There is a problem that exists in the field of higher education, in which there is a disparity in visual literacy skills between millennial learners and their educators. Visual literacy is the ability to understand and produce visual messages (Bleed, 2005). Educators responsible for teaching millennial learners do not possess the same visual literacy skillset as the younger generation. Despite requisite academic skills, visual literacy remains an area of education largely ignored in pre-service teacher preparation and professional development (Comer, Troutman, & Vasquez, 2010). This problem affects learners who do not benefit from graphics that would be ideally suited to the learning objectives. The problem also affects educators, who face a disconnect when trying to communicate information to learners in a highly visual manner. A possible cause for this problem is that visual literacy skills are often considered trivial, transitory, and non-academic, often taught only in specialized courses and disciplines (Bleed, 2005).
Elkins suggested that visual literacy skills include an understanding of how people perceive graphics and imagery; interpret what they see, and what they will learn from them (as cited in Challons-Lipton & Emanuel, 2013). Although a new generation of learner exists, educational institutions have not yet adjusted to this change. New learners, constantly evolving technologies and workforce skills, and new modes of creative expression are driving the need for visual literacy skills, which will become a prerequisite skill as visual media are integral to how we work, communicate, and educate (Bleed, 2005). This problem is likely to continue without intervention, as the integral use of technology will continue to influence visual literacy skills in coming generations. The majority of academics are hired on the basis of academic qualifications and research experience, with less emphasis placed on formal higher education teaching experience. Most begin by teaching how they were taught, or by experimenting with a variety of different teaching methods, merging how they prefer to learn with approaches that they found effective in their own higher education experience. As a result, bad habits often remain uncorrected, especially in the use of visual material, which tends to be considered an appendage to a lecture, even used to take the focus off the speaker (Albertson, 2010). This project examines the visual needs of the next generation of learners, and the gap that exists between those needs and current academic practice.
Brian Kennedy, director of the Hood Museum of Art at Dartmouth College speaks about the necessity for visual literacy. "Visual literacy is the ability to construct meaning from images.

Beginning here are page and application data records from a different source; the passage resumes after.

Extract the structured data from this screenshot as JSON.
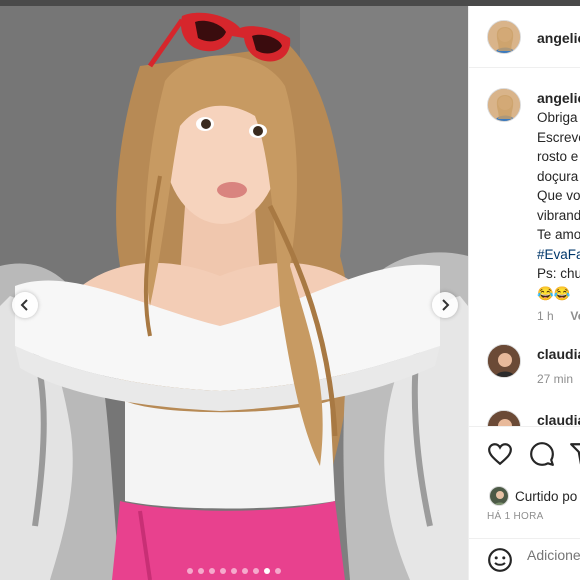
{
  "post": {
    "username": "angelic",
    "image_dots_total": 9,
    "image_dot_active": 8
  },
  "caption": {
    "username": "angelic",
    "lines": [
      "Obriga",
      "Escreve",
      "rosto e",
      "doçura",
      "Que vo",
      "vibrand",
      "Te amo"
    ],
    "hashtag": "#EvaFa",
    "ps_line": "Ps: chu",
    "emoji": "😂😂",
    "time": "1 h",
    "reply": "Ve"
  },
  "comments": [
    {
      "username": "claudia",
      "time": "27 min"
    },
    {
      "username": "claudia"
    }
  ],
  "likes": {
    "text": "Curtido po",
    "time_ago": "HÁ 1 HORA"
  },
  "add_comment": {
    "placeholder": "Adicione"
  },
  "icons": {
    "like": "heart-icon",
    "comment": "comment-icon",
    "share": "share-icon",
    "emoji": "emoji-icon",
    "prev": "chevron-left-icon",
    "next": "chevron-right-icon"
  }
}
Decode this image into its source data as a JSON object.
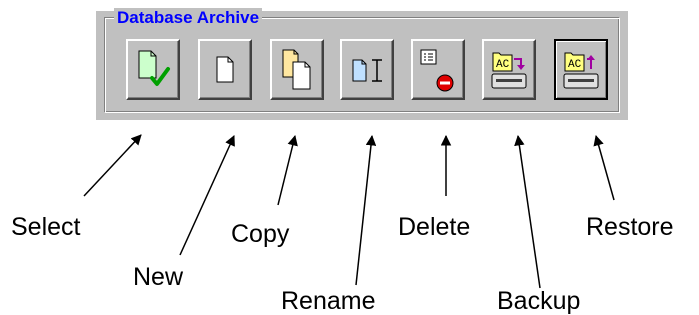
{
  "group": {
    "title": "Database Archive"
  },
  "buttons": [
    {
      "id": "select",
      "label": "Select",
      "icon": "document-check-icon"
    },
    {
      "id": "new",
      "label": "New",
      "icon": "new-document-icon"
    },
    {
      "id": "copy",
      "label": "Copy",
      "icon": "copy-documents-icon"
    },
    {
      "id": "rename",
      "label": "Rename",
      "icon": "rename-document-icon"
    },
    {
      "id": "delete",
      "label": "Delete",
      "icon": "delete-document-icon"
    },
    {
      "id": "backup",
      "label": "Backup",
      "icon": "backup-drive-icon"
    },
    {
      "id": "restore",
      "label": "Restore",
      "icon": "restore-drive-icon"
    }
  ],
  "drive_icon_text": "AC",
  "colors": {
    "title": "#0000ff",
    "panel": "#c0c0c0",
    "check": "#00a000",
    "delete": "#e00000",
    "backup_arrow": "#a000a0"
  }
}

It's not a skill. It uses skills as a toolbox. It's a form of critical thinking that enhances your intellectual capacity."
Don Levy, a member of the Academy of Motion Picture Arts & Sciences, speaks on the topics of innovation, digital creativity, visual communications and visual effects. "I'm beginning to question what it really means to be literate today, and, if we pay enough attention to the idea of visual literacy."